“Supergirl,” an action-adventure drama about the “hot” 24- year-old cousin of Superman who decides to embrace her superhuman abilities after keeping them a secret during her first 12 years on Earth, premieres at 8:31 p.m. Monday on CBS.
Even before the first episode aired it gained national attention as Republican presidential candidate Jeb Bush, in answer to a media question, described the series star as “hot.” He’d seen her on a TV commercial advertising the upcoming series.
“Supergirl’s” roots date back to the May 1959 edition of Action Comics, which spawned a 1984 film starring Helen Slater, who makes a cameo appearance in tonight’s episode.
“Supergirl” received a spot on the CBS schedule in part because of what CBS Entertainment Chairman Nina Tassler called a “fantastic pitch” by executive producers Greg Berlanti and Ali Adler.
“We were really excited and interested to hear the pitch,” Tassler said during CBS’ portion of the Television Critics Association Summer Press Tour.
“By the end of it, literally we fell in love with the character. We fell in love with the story. She’s eminently relatable. The journey they were taking the character we felt just spoke to sort of where today’s generation is.
“We also really responded to the fact that it had a very broad appeal, so we felt that we could have genre fans but we also felt … it was a great workplace comedy.”
Tassler said she is confident “Supergirl” will both “bring in new viewers” to CBS and be “very appealing to our big CBS fans.”
Melissa Benoist stars as Kara Danvers, a latte-fetching assistant to media mogul Cat Grant (Calista Flockhart). When her foster sister Alex (Chyler Leigh) is on an airplane experiencing engine trouble, Danvers uses her super powers to bring the plane to a safe landing.
The cast also includes Mehcad Brooks as Pulitzer Prize-winning Daily Planet photographer James Olson, the newly hired art director of the National City Tribune, one of Grant’s media holdings, and Jeremy Jordan as information technology technician Winn Scott.

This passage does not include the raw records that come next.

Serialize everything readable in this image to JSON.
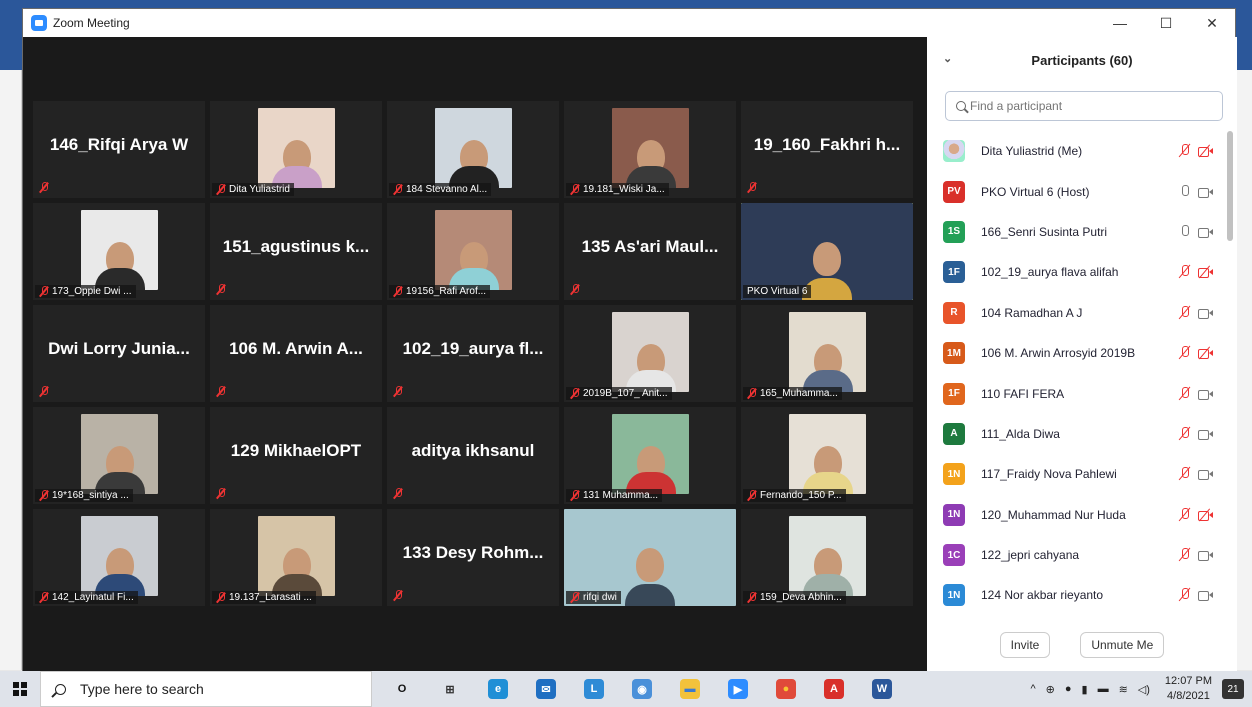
{
  "window": {
    "title": "Zoom Meeting"
  },
  "tiles": [
    {
      "name": "146_Rifqi Arya W",
      "video": false,
      "label": ""
    },
    {
      "name": "",
      "video": true,
      "label": "Dita Yuliastrid",
      "bg": "#e9d6c8",
      "shirt": "#c9a0c8"
    },
    {
      "name": "",
      "video": true,
      "label": "184 Stevanno Al...",
      "bg": "#cfd7de",
      "shirt": "#222"
    },
    {
      "name": "",
      "video": true,
      "label": "19.181_Wiski Ja...",
      "bg": "#8a5b4c",
      "shirt": "#3a3a3a"
    },
    {
      "name": "19_160_Fakhri h...",
      "video": false,
      "label": ""
    },
    {
      "name": "",
      "video": true,
      "label": "173_Oppie Dwi ...",
      "bg": "#e9e9e9",
      "shirt": "#2a2a2a"
    },
    {
      "name": "151_agustinus k...",
      "video": false,
      "label": ""
    },
    {
      "name": "",
      "video": true,
      "label": "19156_Rafi Arof...",
      "bg": "#b58a77",
      "shirt": "#8fd0d6"
    },
    {
      "name": "135 As'ari Maul...",
      "video": false,
      "label": ""
    },
    {
      "name": "",
      "video": true,
      "wide": true,
      "active": true,
      "label": "PKO Virtual 6",
      "bg": "#2e3c57",
      "shirt": "#d4a640"
    },
    {
      "name": "Dwi Lorry Junia...",
      "video": false,
      "label": ""
    },
    {
      "name": "106 M. Arwin A...",
      "video": false,
      "label": ""
    },
    {
      "name": "102_19_aurya fl...",
      "video": false,
      "label": ""
    },
    {
      "name": "",
      "video": true,
      "label": "2019B_107_ Anit...",
      "bg": "#d9d3cf",
      "shirt": "#e6e6e6"
    },
    {
      "name": "",
      "video": true,
      "label": "165_Muhamma...",
      "bg": "#e3dccf",
      "shirt": "#5a6b88"
    },
    {
      "name": "",
      "video": true,
      "label": "19*168_sintiya ...",
      "bg": "#b9b2a6",
      "shirt": "#3a3a3a"
    },
    {
      "name": "129 MikhaelOPT",
      "video": false,
      "label": ""
    },
    {
      "name": "aditya ikhsanul",
      "video": false,
      "label": ""
    },
    {
      "name": "",
      "video": true,
      "label": "131 Muhamma...",
      "bg": "#8ab89a",
      "shirt": "#c33"
    },
    {
      "name": "",
      "video": true,
      "label": "Fernando_150 P...",
      "bg": "#e6e0d6",
      "shirt": "#e7d58a"
    },
    {
      "name": "",
      "video": true,
      "label": "142_Layinatul Fi...",
      "bg": "#c9ccd1",
      "shirt": "#2d4a78"
    },
    {
      "name": "",
      "video": true,
      "label": "19.137_Larasati ...",
      "bg": "#d6c4a7",
      "shirt": "#5a4a3a"
    },
    {
      "name": "133 Desy Rohm...",
      "video": false,
      "label": ""
    },
    {
      "name": "",
      "video": true,
      "wide": true,
      "label": "rifqi dwi",
      "bg": "#a7c7cf",
      "shirt": "#384858"
    },
    {
      "name": "",
      "video": true,
      "label": "159_Deva Abhin...",
      "bg": "#dfe4e0",
      "shirt": "#9fb0a8"
    }
  ],
  "panel": {
    "title": "Participants (60)",
    "search_placeholder": "Find a participant",
    "invite": "Invite",
    "unmute": "Unmute Me",
    "participants": [
      {
        "initials": "",
        "color": "",
        "name": "Dita Yuliastrid (Me)",
        "mic": "off",
        "cam": "off"
      },
      {
        "initials": "PV",
        "color": "#d9302a",
        "name": "PKO Virtual 6 (Host)",
        "mic": "on",
        "cam": "on"
      },
      {
        "initials": "1S",
        "color": "#23a057",
        "name": "166_Senri Susinta Putri",
        "mic": "on",
        "cam": "on"
      },
      {
        "initials": "1F",
        "color": "#2a5f96",
        "name": "102_19_aurya flava alifah",
        "mic": "off",
        "cam": "off"
      },
      {
        "initials": "R",
        "color": "#e8542a",
        "name": "104 Ramadhan A J",
        "mic": "off",
        "cam": "on"
      },
      {
        "initials": "1M",
        "color": "#d75a1a",
        "name": "106 M. Arwin Arrosyid 2019B",
        "mic": "off",
        "cam": "off"
      },
      {
        "initials": "1F",
        "color": "#e0661d",
        "name": "110 FAFI FERA",
        "mic": "off",
        "cam": "on"
      },
      {
        "initials": "A",
        "color": "#1e7a3e",
        "name": "111_Alda Diwa",
        "mic": "off",
        "cam": "on"
      },
      {
        "initials": "1N",
        "color": "#f3a21b",
        "name": "117_Fraidy Nova Pahlewi",
        "mic": "off",
        "cam": "on"
      },
      {
        "initials": "1N",
        "color": "#8e3bb4",
        "name": "120_Muhammad Nur Huda",
        "mic": "off",
        "cam": "off"
      },
      {
        "initials": "1C",
        "color": "#9a3fb8",
        "name": "122_jepri cahyana",
        "mic": "off",
        "cam": "on"
      },
      {
        "initials": "1N",
        "color": "#2b8ad6",
        "name": "124 Nor akbar rieyanto",
        "mic": "off",
        "cam": "on"
      }
    ]
  },
  "taskbar": {
    "search_text": "Type here to search",
    "apps": [
      {
        "name": "cortana-icon",
        "glyph": "O",
        "color": "transparent",
        "fg": "#111"
      },
      {
        "name": "task-view-icon",
        "glyph": "⊞",
        "color": "transparent",
        "fg": "#333"
      },
      {
        "name": "edge-icon",
        "glyph": "e",
        "color": "#1f8fd6",
        "fg": "#fff"
      },
      {
        "name": "mail-icon",
        "glyph": "✉",
        "color": "#1f6fc2",
        "fg": "#fff"
      },
      {
        "name": "l-app-icon",
        "glyph": "L",
        "color": "#2e8bd6",
        "fg": "#fff"
      },
      {
        "name": "globe-icon",
        "glyph": "◉",
        "color": "#4a90d9",
        "fg": "#fff"
      },
      {
        "name": "file-explorer-icon",
        "glyph": "▬",
        "color": "#f2c23b",
        "fg": "#3a7ad0"
      },
      {
        "name": "zoom-icon",
        "glyph": "▶",
        "color": "#2d8cff",
        "fg": "#fff"
      },
      {
        "name": "chrome-icon",
        "glyph": "●",
        "color": "#e04a3a",
        "fg": "#f7c532"
      },
      {
        "name": "acrobat-icon",
        "glyph": "A",
        "color": "#d9302a",
        "fg": "#fff"
      },
      {
        "name": "word-icon",
        "glyph": "W",
        "color": "#2b579a",
        "fg": "#fff"
      }
    ],
    "time": "12:07 PM",
    "date": "4/8/2021",
    "notifications": "21"
  }
}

Benoist was previously best known for her portrayal of transfer student Marley Rose on the fourth and fifth seasons of Fox’s musical comedy-drama “Glee.” She was the first person to audition for the role of Kara Danvers, according to executive producer Andrew Kreisberg.
“As soon as we saw her, we just knew she was the one,” Kreisberg said. “She had the strength, the hope, the heart, the humor and just that instant likability.”
Supergirl will be put “in situations where she isn’t all powerful, so that you can root for her,” said Kreisberg, who co-wrote the script for tonight’s episode with Berlanti and Adler.
“I think sometimes there’s a tendency with Superman to sort of make him so powerful that there isn’t any danger,” Kreisberg said. “Going in week in, week out you want to feel like Supergirl might not survive any of these things. A lot of that is based on the comics (where) there are plenty of things besides Kryptonite that can take her down.”
Berlanti, who is also an executive producer of two CW series based on DC Comics superheroes, “Arrow” and “The Flash,” told City News Service that “Supergirl’s” producers “made a promise to ourselves” that its action sequences won’t be different than his other series because it features a woman.
“Where Supergirl gets a thrashing, Flash or Arrow would have gotten a thrashing,” Berlanti said. “When (she comes) through in the end, its where our male heroes would have come through in the end.
“It was interesting in testing to watch the audience’s response to that. At the thrashing Supergirl got, they were uncomfortable. They hadn’t seen a lot of that. They were equally satisfied by her victory in the end. It gave us the confidence to go forward and replicate that, to not hold back because this happens to be about a woman.”
—City News Service